Start of Extracted material

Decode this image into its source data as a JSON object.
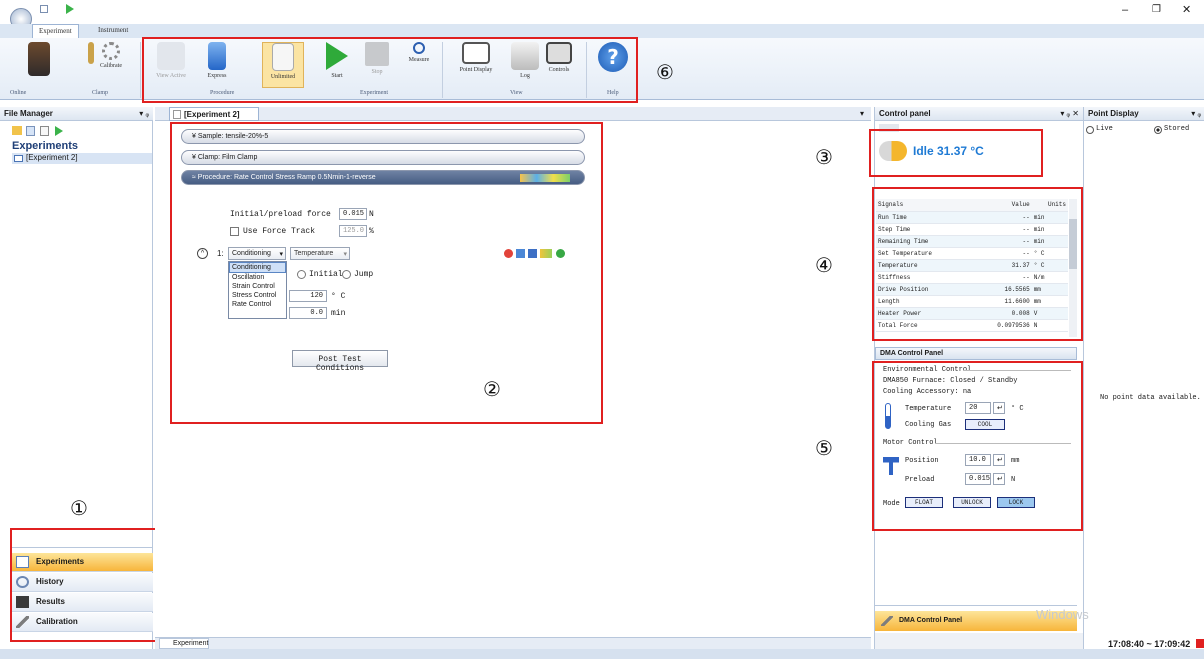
{
  "window": {
    "minimize": "–",
    "maximize": "❐",
    "close": "✕"
  },
  "ribbon": {
    "tabs": [
      "Experiment",
      "Instrument"
    ],
    "groups": {
      "online": "Online",
      "clamp": "Clamp",
      "procedure": "Procedure",
      "experiment": "Experiment",
      "view": "View",
      "help": "Help"
    },
    "buttons": {
      "calibrate": "Calibrate",
      "view_active": "View Active",
      "express": "Express",
      "unlimited": "Unlimited",
      "start": "Start",
      "stop": "Stop",
      "measure": "Measure",
      "point_display": "Point Display",
      "log": "Log",
      "controls": "Controls"
    }
  },
  "annotations": [
    "①",
    "②",
    "③",
    "④",
    "⑤",
    "⑥"
  ],
  "file_manager": {
    "title": "File Manager",
    "pin": "▾ ᵩ",
    "heading": "Experiments",
    "items": [
      "[Experiment 2]"
    ],
    "nav": [
      "Experiments",
      "History",
      "Results",
      "Calibration"
    ]
  },
  "document": {
    "tab": "[Experiment 2]",
    "bottom_tab": "Experiment",
    "sample": "Sample: tensile-20%-5",
    "clamp": "Clamp: Film Clamp",
    "procedure": "Procedure: Rate Control Stress Ramp 0.5Nmin-1-reverse",
    "preload_label": "Initial/preload force",
    "preload_value": "0.015",
    "preload_unit": "N",
    "force_track_label": "Use Force Track",
    "force_track_value": "125.0",
    "force_track_unit": "%",
    "step_num": "1:",
    "step_type": "Conditioning",
    "step_sub": "Temperature",
    "options": [
      "Conditioning",
      "Oscillation",
      "Strain Control",
      "Stress Control",
      "Rate Control"
    ],
    "initial": "Initial",
    "jump": "Jump",
    "temp_value": "120",
    "temp_unit": "° C",
    "time_value": "0.0",
    "time_unit": "min",
    "post_test": "Post Test Conditions"
  },
  "control_panel": {
    "title": "Control panel",
    "pin": "▾ ᵩ ✕",
    "status": "Idle 31.37 °C",
    "sig_header": [
      "Signals",
      "Value",
      "Units"
    ],
    "signals": [
      [
        "Run Time",
        "--",
        "min"
      ],
      [
        "Step Time",
        "--",
        "min"
      ],
      [
        "Remaining Time",
        "--",
        "min"
      ],
      [
        "Set Temperature",
        "--",
        "° C"
      ],
      [
        "Temperature",
        "31.37",
        "° C"
      ],
      [
        "Stiffness",
        "--",
        "N/m"
      ],
      [
        "Drive Position",
        "16.5565",
        "mm"
      ],
      [
        "Length",
        "11.6600",
        "mm"
      ],
      [
        "Heater Power",
        "0.008",
        "V"
      ],
      [
        "Total Force",
        "0.0979536",
        "N"
      ]
    ],
    "dma_title": "DMA Control Panel",
    "env_label": "Environmental Control",
    "furnace": "DMA850 Furnace: Closed / Standby",
    "cooling_acc": "Cooling Accessory: na",
    "temperature_label": "Temperature",
    "temperature_value": "20",
    "temperature_unit": "° C",
    "cooling_gas_label": "Cooling Gas",
    "cooling_gas_btn": "COOL",
    "motor_label": "Motor Control",
    "position_label": "Position",
    "position_value": "10.0",
    "position_unit": "mm",
    "preload_label": "Preload",
    "preload_value": "0.015",
    "preload_unit": "N",
    "mode_label": "Mode",
    "modes": [
      "FLOAT",
      "UNLOCK",
      "LOCK"
    ],
    "footer": "DMA Control Panel"
  },
  "point_display": {
    "title": "Point Display",
    "pin": "▾ ᵩ",
    "live": "Live",
    "stored": "Stored",
    "empty": "No point data available."
  },
  "watermark": "Windows",
  "clock": "17:08:40 ~ 17:09:42"
}
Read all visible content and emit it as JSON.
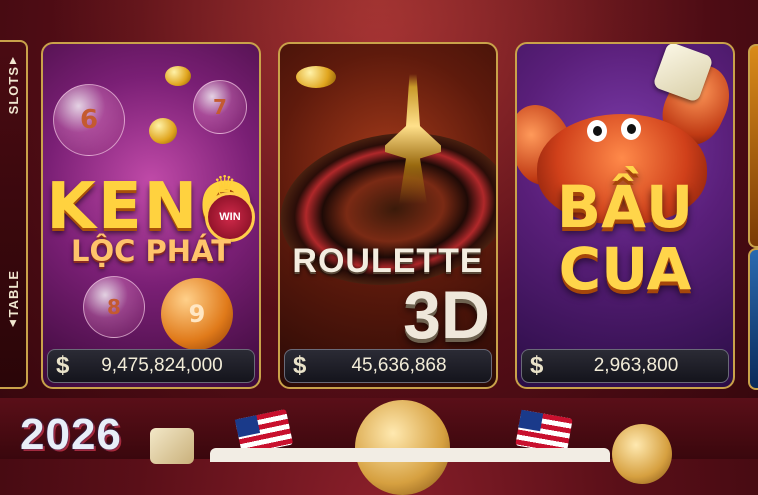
{
  "side_tabs": [
    {
      "label": "SLOTS"
    },
    {
      "label": "TABLE"
    }
  ],
  "games": [
    {
      "title_line1": "KENO",
      "title_line2": "LỘC PHÁT",
      "badge": "WIN",
      "ball_numbers": [
        "6",
        "7",
        "8",
        "9"
      ],
      "currency_symbol": "$",
      "jackpot": "9,475,824,000"
    },
    {
      "title_line1": "ROULETTE",
      "title_line2": "3D",
      "currency_symbol": "$",
      "jackpot": "45,636,868"
    },
    {
      "title_line1": "BẦU",
      "title_line2": "CUA",
      "currency_symbol": "$",
      "jackpot": "2,963,800"
    }
  ],
  "banner": {
    "year": "2026"
  },
  "colors": {
    "gold_border": "#c9a24a",
    "background": "#5a0f18",
    "title_gold": "#ffd23f"
  }
}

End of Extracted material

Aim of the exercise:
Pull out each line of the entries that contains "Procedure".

Expected output:
      "procedure": "Procedure",
    "procedure": "Procedure: Rate Control Stress Ramp 0.5Nmin-1-reverse",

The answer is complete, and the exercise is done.